Adampur recorded a voter turnout of 75.25%, the Election Commission data showed.

Uttar Pradesh, Odisha

The BJP is looking to retain Gola Gokarnnath seat in Uttar Pradesh and Dhamnagar in the Biju Janata Dal-ruled Odisha. In both places, the saffron party has fielded the sons of the MLAs who died, leading to the contest.

The Biju Janata Dal has fielded Abanti Das, the only woman among the five candidates in Dhamnagar. From the BJP, late MLA Bishnu Charan Sethi’s son Suryabanshi Suraj is contesting the polls.

A voter turnout of 66.63% was recorded in Dhamnagar, according to Election Commission data.

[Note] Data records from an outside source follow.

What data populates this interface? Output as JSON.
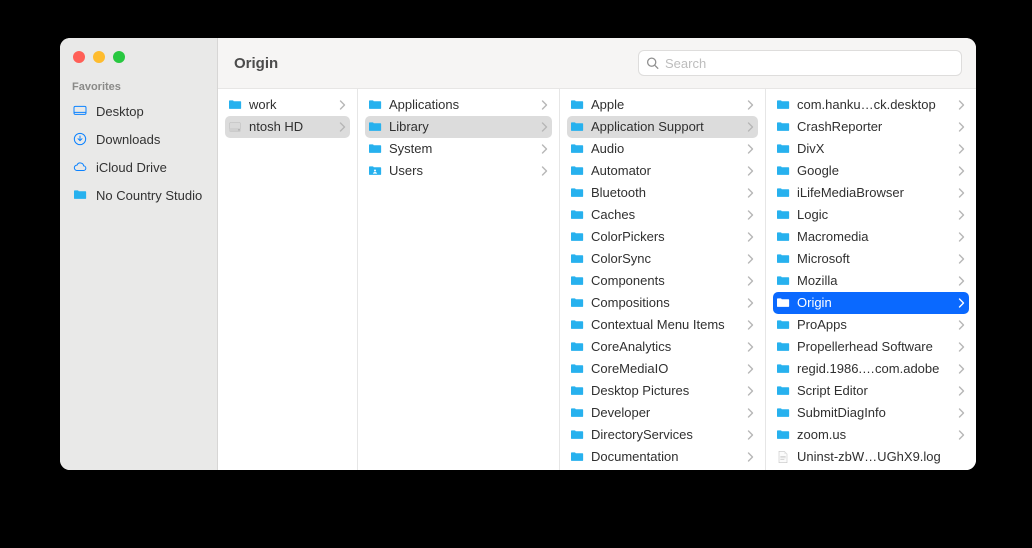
{
  "title": "Origin",
  "search_placeholder": "Search",
  "sidebar": {
    "section_label": "Favorites",
    "items": [
      {
        "label": "Desktop",
        "icon": "desktop"
      },
      {
        "label": "Downloads",
        "icon": "download"
      },
      {
        "label": "iCloud Drive",
        "icon": "cloud"
      },
      {
        "label": "No Country Studio",
        "icon": "folder-blue"
      }
    ]
  },
  "columns": {
    "col0": [
      {
        "label": "work",
        "type": "folder",
        "arrow": true,
        "selected": false,
        "truncated_left": true
      },
      {
        "label": "ntosh HD",
        "type": "disk",
        "arrow": true,
        "selected": "gray",
        "truncated_left": true
      }
    ],
    "col1": [
      {
        "label": "Applications",
        "type": "folder",
        "arrow": true,
        "selected": false
      },
      {
        "label": "Library",
        "type": "folder",
        "arrow": true,
        "selected": "gray"
      },
      {
        "label": "System",
        "type": "folder",
        "arrow": true,
        "selected": false
      },
      {
        "label": "Users",
        "type": "users",
        "arrow": true,
        "selected": false
      }
    ],
    "col2": [
      {
        "label": "Apple",
        "type": "folder",
        "arrow": true,
        "selected": false
      },
      {
        "label": "Application Support",
        "type": "folder",
        "arrow": true,
        "selected": "gray"
      },
      {
        "label": "Audio",
        "type": "folder",
        "arrow": true,
        "selected": false
      },
      {
        "label": "Automator",
        "type": "folder",
        "arrow": true,
        "selected": false
      },
      {
        "label": "Bluetooth",
        "type": "folder",
        "arrow": true,
        "selected": false
      },
      {
        "label": "Caches",
        "type": "folder",
        "arrow": true,
        "selected": false
      },
      {
        "label": "ColorPickers",
        "type": "folder",
        "arrow": true,
        "selected": false
      },
      {
        "label": "ColorSync",
        "type": "folder",
        "arrow": true,
        "selected": false
      },
      {
        "label": "Components",
        "type": "folder",
        "arrow": true,
        "selected": false
      },
      {
        "label": "Compositions",
        "type": "folder",
        "arrow": true,
        "selected": false
      },
      {
        "label": "Contextual Menu Items",
        "type": "folder",
        "arrow": true,
        "selected": false
      },
      {
        "label": "CoreAnalytics",
        "type": "folder",
        "arrow": true,
        "selected": false
      },
      {
        "label": "CoreMediaIO",
        "type": "folder",
        "arrow": true,
        "selected": false
      },
      {
        "label": "Desktop Pictures",
        "type": "folder",
        "arrow": true,
        "selected": false
      },
      {
        "label": "Developer",
        "type": "folder",
        "arrow": true,
        "selected": false
      },
      {
        "label": "DirectoryServices",
        "type": "folder",
        "arrow": true,
        "selected": false
      },
      {
        "label": "Documentation",
        "type": "folder",
        "arrow": true,
        "selected": false
      }
    ],
    "col3": [
      {
        "label": "com.hanku…ck.desktop",
        "type": "folder",
        "arrow": true,
        "selected": false
      },
      {
        "label": "CrashReporter",
        "type": "folder",
        "arrow": true,
        "selected": false
      },
      {
        "label": "DivX",
        "type": "folder",
        "arrow": true,
        "selected": false
      },
      {
        "label": "Google",
        "type": "folder",
        "arrow": true,
        "selected": false
      },
      {
        "label": "iLifeMediaBrowser",
        "type": "folder",
        "arrow": true,
        "selected": false
      },
      {
        "label": "Logic",
        "type": "folder",
        "arrow": true,
        "selected": false
      },
      {
        "label": "Macromedia",
        "type": "folder",
        "arrow": true,
        "selected": false
      },
      {
        "label": "Microsoft",
        "type": "folder",
        "arrow": true,
        "selected": false
      },
      {
        "label": "Mozilla",
        "type": "folder",
        "arrow": true,
        "selected": false
      },
      {
        "label": "Origin",
        "type": "folder",
        "arrow": true,
        "selected": "blue"
      },
      {
        "label": "ProApps",
        "type": "folder",
        "arrow": true,
        "selected": false
      },
      {
        "label": "Propellerhead Software",
        "type": "folder",
        "arrow": true,
        "selected": false
      },
      {
        "label": "regid.1986.…com.adobe",
        "type": "folder",
        "arrow": true,
        "selected": false
      },
      {
        "label": "Script Editor",
        "type": "folder",
        "arrow": true,
        "selected": false
      },
      {
        "label": "SubmitDiagInfo",
        "type": "folder",
        "arrow": true,
        "selected": false
      },
      {
        "label": "zoom.us",
        "type": "folder",
        "arrow": true,
        "selected": false
      },
      {
        "label": "Uninst-zbW…UGhX9.log",
        "type": "file",
        "arrow": false,
        "selected": false
      }
    ]
  }
}
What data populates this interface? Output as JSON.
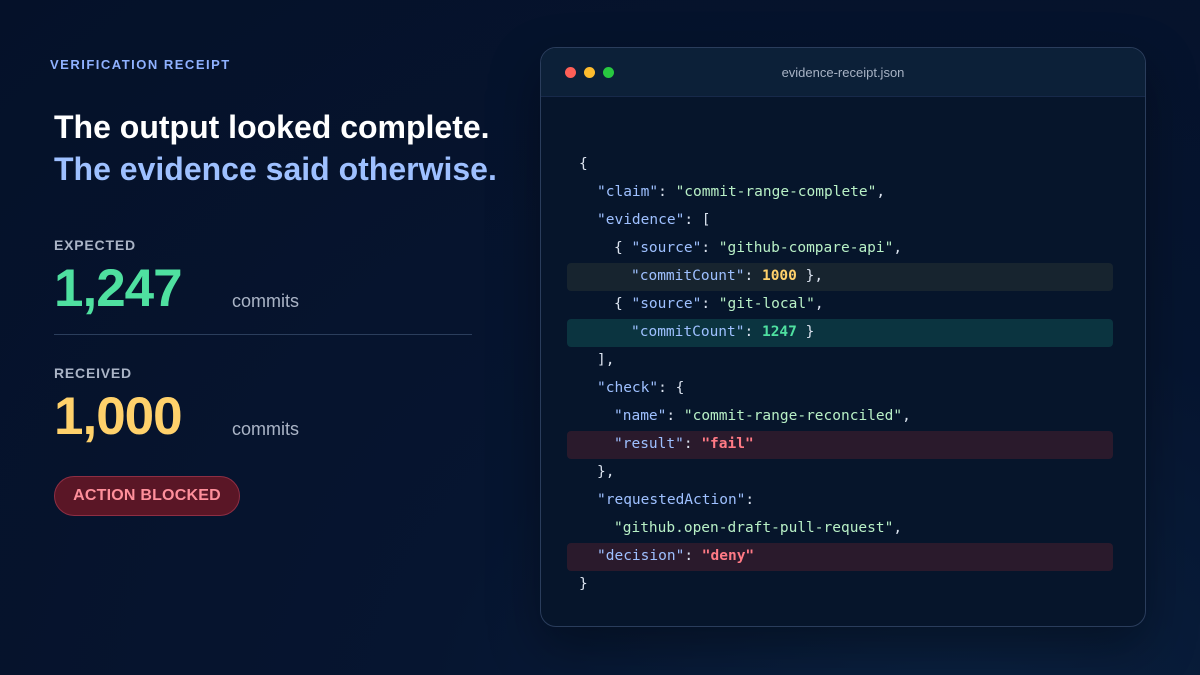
{
  "eyebrow": "VERIFICATION RECEIPT",
  "headline": {
    "line1": "The output looked complete.",
    "line2": "The evidence said otherwise."
  },
  "expected": {
    "label": "EXPECTED",
    "value": "1,247",
    "unit": "commits"
  },
  "received": {
    "label": "RECEIVED",
    "value": "1,000",
    "unit": "commits"
  },
  "badge": "ACTION BLOCKED",
  "colors": {
    "expected": "#4fe0a0",
    "received": "#ffd16b",
    "blocked": "#ff8f9b",
    "key": "#9ec0ff"
  },
  "window": {
    "filename": "evidence-receipt.json",
    "controls": [
      "close",
      "minimize",
      "zoom"
    ]
  },
  "code": {
    "open_brace": "{",
    "claim_key": "\"claim\"",
    "claim_value": "\"commit-range-complete\"",
    "evidence_key": "\"evidence\"",
    "evidence_open": "[",
    "source_key": "\"source\"",
    "source1_value": "\"github-compare-api\"",
    "commitcount_key": "\"commitCount\"",
    "commitcount1_value": "1000",
    "source2_value": "\"git-local\"",
    "commitcount2_value": "1247",
    "evidence_close": "],",
    "check_key": "\"check\"",
    "name_key": "\"name\"",
    "name_value": "\"commit-range-reconciled\"",
    "result_key": "\"result\"",
    "result_value": "\"fail\"",
    "check_close": "},",
    "requested_key": "\"requestedAction\"",
    "requested_value": "\"github.open-draft-pull-request\"",
    "decision_key": "\"decision\"",
    "decision_value": "\"deny\"",
    "close_brace": "}"
  }
}
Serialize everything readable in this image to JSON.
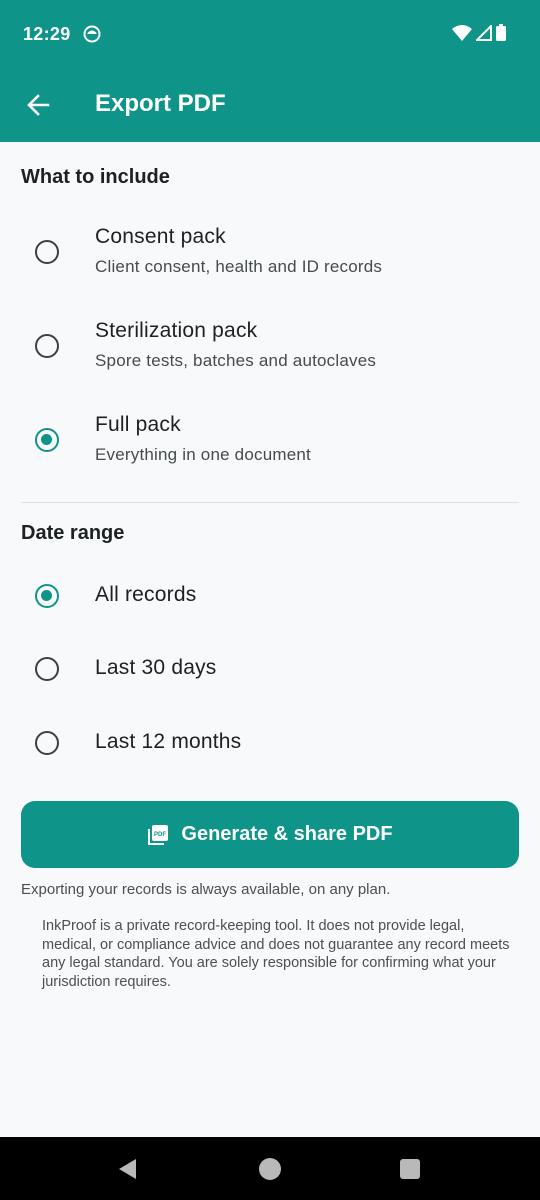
{
  "status_bar": {
    "time": "12:29"
  },
  "app_bar": {
    "title": "Export PDF"
  },
  "include_section": {
    "title": "What to include",
    "options": [
      {
        "title": "Consent pack",
        "subtitle": "Client consent, health and ID records",
        "selected": false
      },
      {
        "title": "Sterilization pack",
        "subtitle": "Spore tests, batches and autoclaves",
        "selected": false
      },
      {
        "title": "Full pack",
        "subtitle": "Everything in one document",
        "selected": true
      }
    ]
  },
  "date_section": {
    "title": "Date range",
    "options": [
      {
        "title": "All records",
        "selected": true
      },
      {
        "title": "Last 30 days",
        "selected": false
      },
      {
        "title": "Last 12 months",
        "selected": false
      }
    ]
  },
  "actions": {
    "generate_label": "Generate & share PDF",
    "generate_icon": "pdf-icon"
  },
  "note": "Exporting your records is always available, on any plan.",
  "disclaimer": "InkProof is a private record-keeping tool. It does not provide legal, medical, or compliance advice and does not guarantee any record meets any legal standard. You are solely responsible for confirming what your jurisdiction requires.",
  "colors": {
    "accent": "#0e9488",
    "background": "#f7f9fa",
    "nav_bar": "#000000"
  }
}
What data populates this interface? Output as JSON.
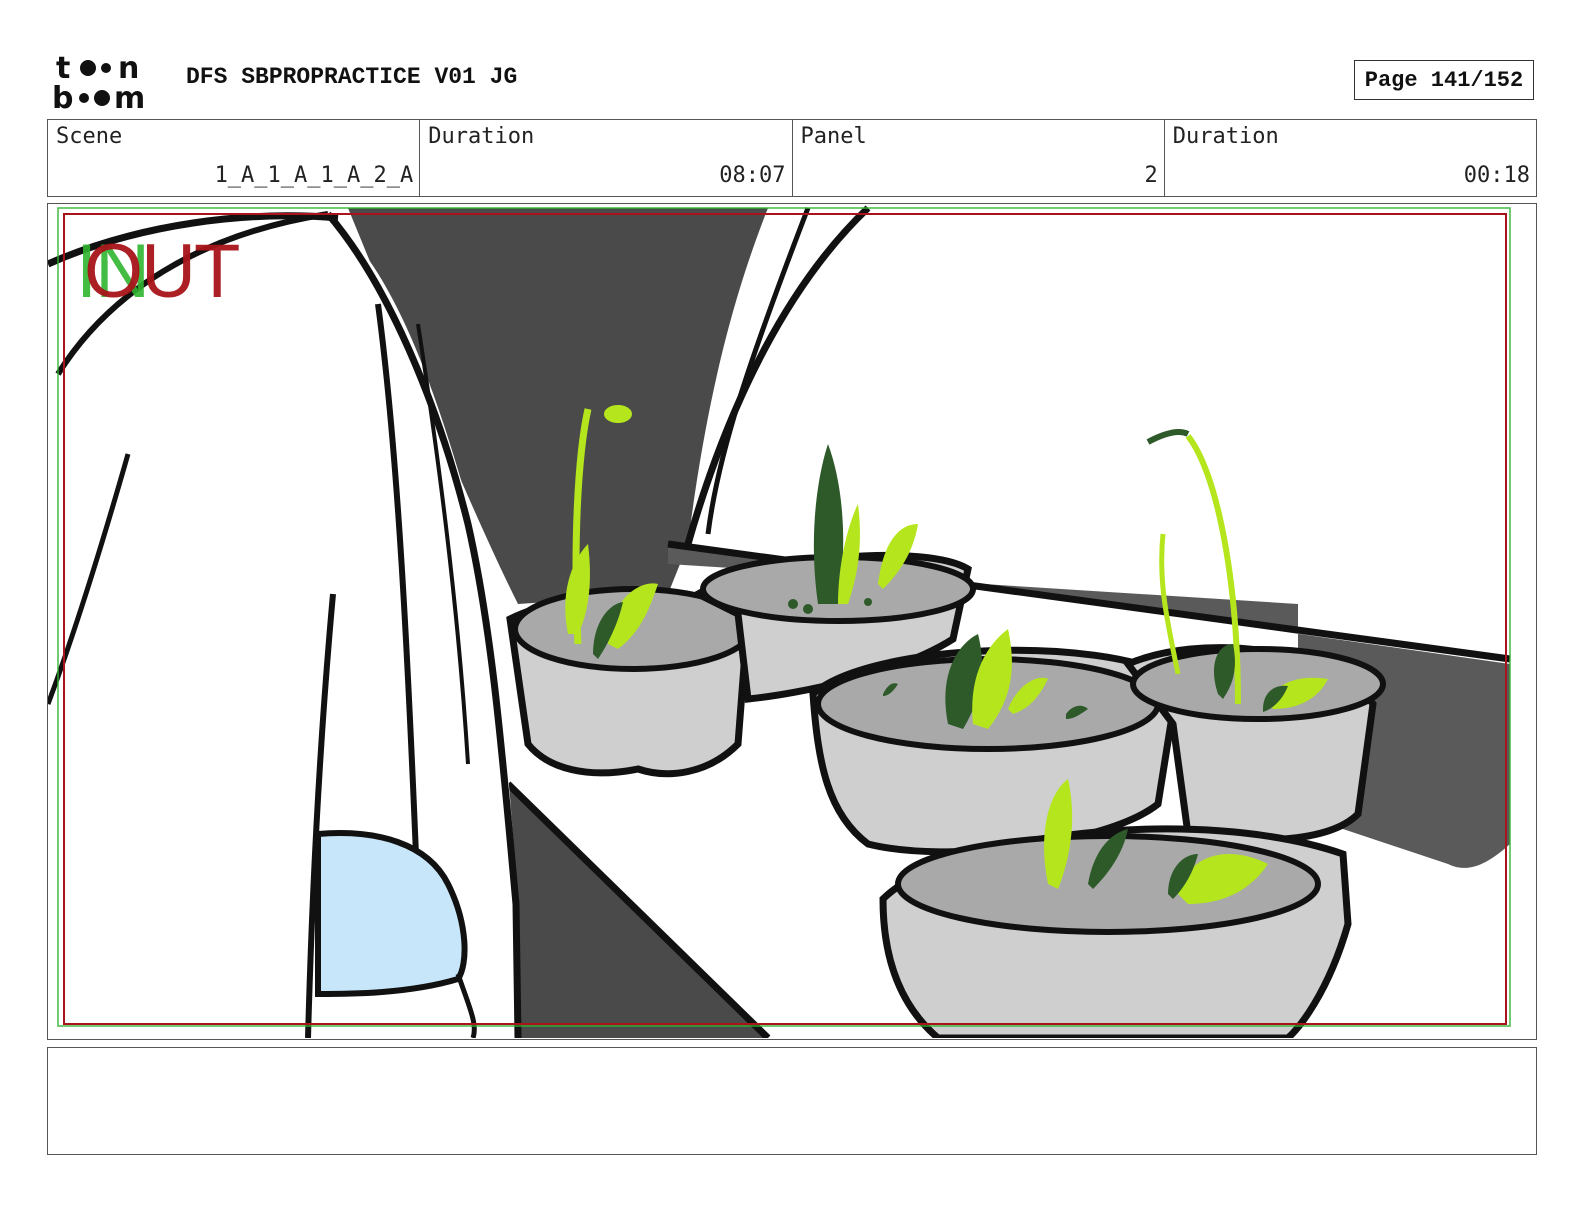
{
  "header": {
    "logo_top": "t",
    "logo_top2": "n",
    "logo_bottom": "b",
    "logo_bottom2": "m",
    "title": "DFS SBPROPRACTICE V01 JG",
    "page": "Page 141/152"
  },
  "info": {
    "scene_label": "Scene",
    "scene_value": "1_A_1_A_1_A_2_A",
    "duration_label": "Duration",
    "duration_value": "08:07",
    "panel_label": "Panel",
    "panel_value": "2",
    "panel_duration_label": "Duration",
    "panel_duration_value": "00:18"
  },
  "panel": {
    "in_label": "IN",
    "out_label": "OUT",
    "colors": {
      "in_frame": "#2fb52f",
      "out_frame": "#a8141a",
      "shadow": "#4a4a4a",
      "pot": "#cfcfcf",
      "soil": "#a9a9a9",
      "leaf_light": "#b5e61d",
      "leaf_dark": "#2e5a2a",
      "glove": "#c8e6fa"
    }
  },
  "notes": {
    "text": ""
  }
}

In Uttar Pradesh, the Gola Gokarnnath constituency is seeing a direct contest between the BJP and the Samajwadi Party as the Congress is not contesting. The seat fell vacant after five-time MLA Arvind Giri died last month.

A victory for Samajwadi Party will allow it to claim that the BJP has failed at administration, law and order, and other aspects of governance since returning to power nine months ago.

Gola Gokarnnath saw a voter turnout of 57.35%, the poll panel data showed.

The Election Commission has made elaborate arrangements for the polls, including deploying 3,366 companies of the state police and 15 of the central security personnel in Munugode. Webcasting would be done from all the polling stations, officials said.

While the results of the polls will not change who rules the states, the parties have heavily campaigned for the elections.